Even more damming is the fact that though no NDF study has been done of Red Sanders from plantations, the MA has fixed a quota of (approx) 300 MT of Red Sanders for export, sourced from plantations. Although Red Sanders grown in plantations are as good as natural forests, there were no immediate buyers from overseas since naturally available Red Sanders were plenty, the overseas buyer prefers them. Consequently only two applications were found in the Ministry of Forestry for export licence for the 300 tons.

Red Sanders Specs

Recommended for plantation on lateritic loam, quartzite shale and lime stone. It requires perfect drainage and is found mainly on stony or gravelly soils. Pterocarpus santalinus is a light-demanding small tree, growing to 8 metres (26 ft) tall with a trunk 50–150 cm diameter. It is fast-growing when young, reaching 5 metres (16 ft) tall in three years, even on degraded soils. It is not frost tolerant, being killed by temperatures of “1°C.

Due to its slow growth and rarity, furniture made from zitan is difficult to find and can be expensive. It has been one of the most prized woods for millennia.

The wood has historically been valued in China, particularly during the Qing Dynasty periods, and is referred to in Chinese as zitan and spelt tzu-t’an by earlier western authors such Gustav Ecke, who introduced classical Chinese hardwood furniture to the west.

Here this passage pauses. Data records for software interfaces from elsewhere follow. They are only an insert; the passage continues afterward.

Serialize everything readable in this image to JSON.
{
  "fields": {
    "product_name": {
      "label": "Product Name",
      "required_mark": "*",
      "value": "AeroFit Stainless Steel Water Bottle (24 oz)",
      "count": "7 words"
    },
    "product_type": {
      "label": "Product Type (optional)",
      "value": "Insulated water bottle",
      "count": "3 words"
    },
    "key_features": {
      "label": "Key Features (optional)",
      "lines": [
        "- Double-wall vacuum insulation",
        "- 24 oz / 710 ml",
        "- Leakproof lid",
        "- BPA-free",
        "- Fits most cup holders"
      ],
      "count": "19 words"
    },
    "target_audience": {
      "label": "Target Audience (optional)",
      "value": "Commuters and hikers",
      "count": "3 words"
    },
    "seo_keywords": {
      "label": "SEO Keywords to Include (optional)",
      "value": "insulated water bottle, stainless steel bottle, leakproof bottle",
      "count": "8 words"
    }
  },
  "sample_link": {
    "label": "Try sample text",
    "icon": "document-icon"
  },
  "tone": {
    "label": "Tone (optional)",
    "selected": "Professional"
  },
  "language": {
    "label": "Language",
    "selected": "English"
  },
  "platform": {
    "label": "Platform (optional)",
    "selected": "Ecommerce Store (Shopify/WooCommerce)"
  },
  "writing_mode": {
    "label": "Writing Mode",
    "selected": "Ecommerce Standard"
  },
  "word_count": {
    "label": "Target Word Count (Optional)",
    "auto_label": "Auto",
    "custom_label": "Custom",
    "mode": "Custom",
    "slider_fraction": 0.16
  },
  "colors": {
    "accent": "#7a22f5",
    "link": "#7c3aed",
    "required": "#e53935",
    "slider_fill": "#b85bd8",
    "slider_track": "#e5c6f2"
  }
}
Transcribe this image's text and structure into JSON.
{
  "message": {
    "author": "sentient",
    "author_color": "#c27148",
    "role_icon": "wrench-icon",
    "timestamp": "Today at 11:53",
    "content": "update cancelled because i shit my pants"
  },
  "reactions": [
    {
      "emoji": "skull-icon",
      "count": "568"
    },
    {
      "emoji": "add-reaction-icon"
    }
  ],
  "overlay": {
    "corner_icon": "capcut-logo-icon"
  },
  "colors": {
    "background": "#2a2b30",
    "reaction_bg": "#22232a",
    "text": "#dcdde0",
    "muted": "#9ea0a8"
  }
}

In View of the above, it is strongly suggested to the Government that efforts to remove this species from the restricted list and permit growing this tree, and harvest it for export, which will save lives of several villages around these forests now under sleepless nights and also pave the way for earning huge foreign exchange assisting the Government to get hold of the USD 900 billion target of exports.

Amara Sathyanarayana, Trade Expert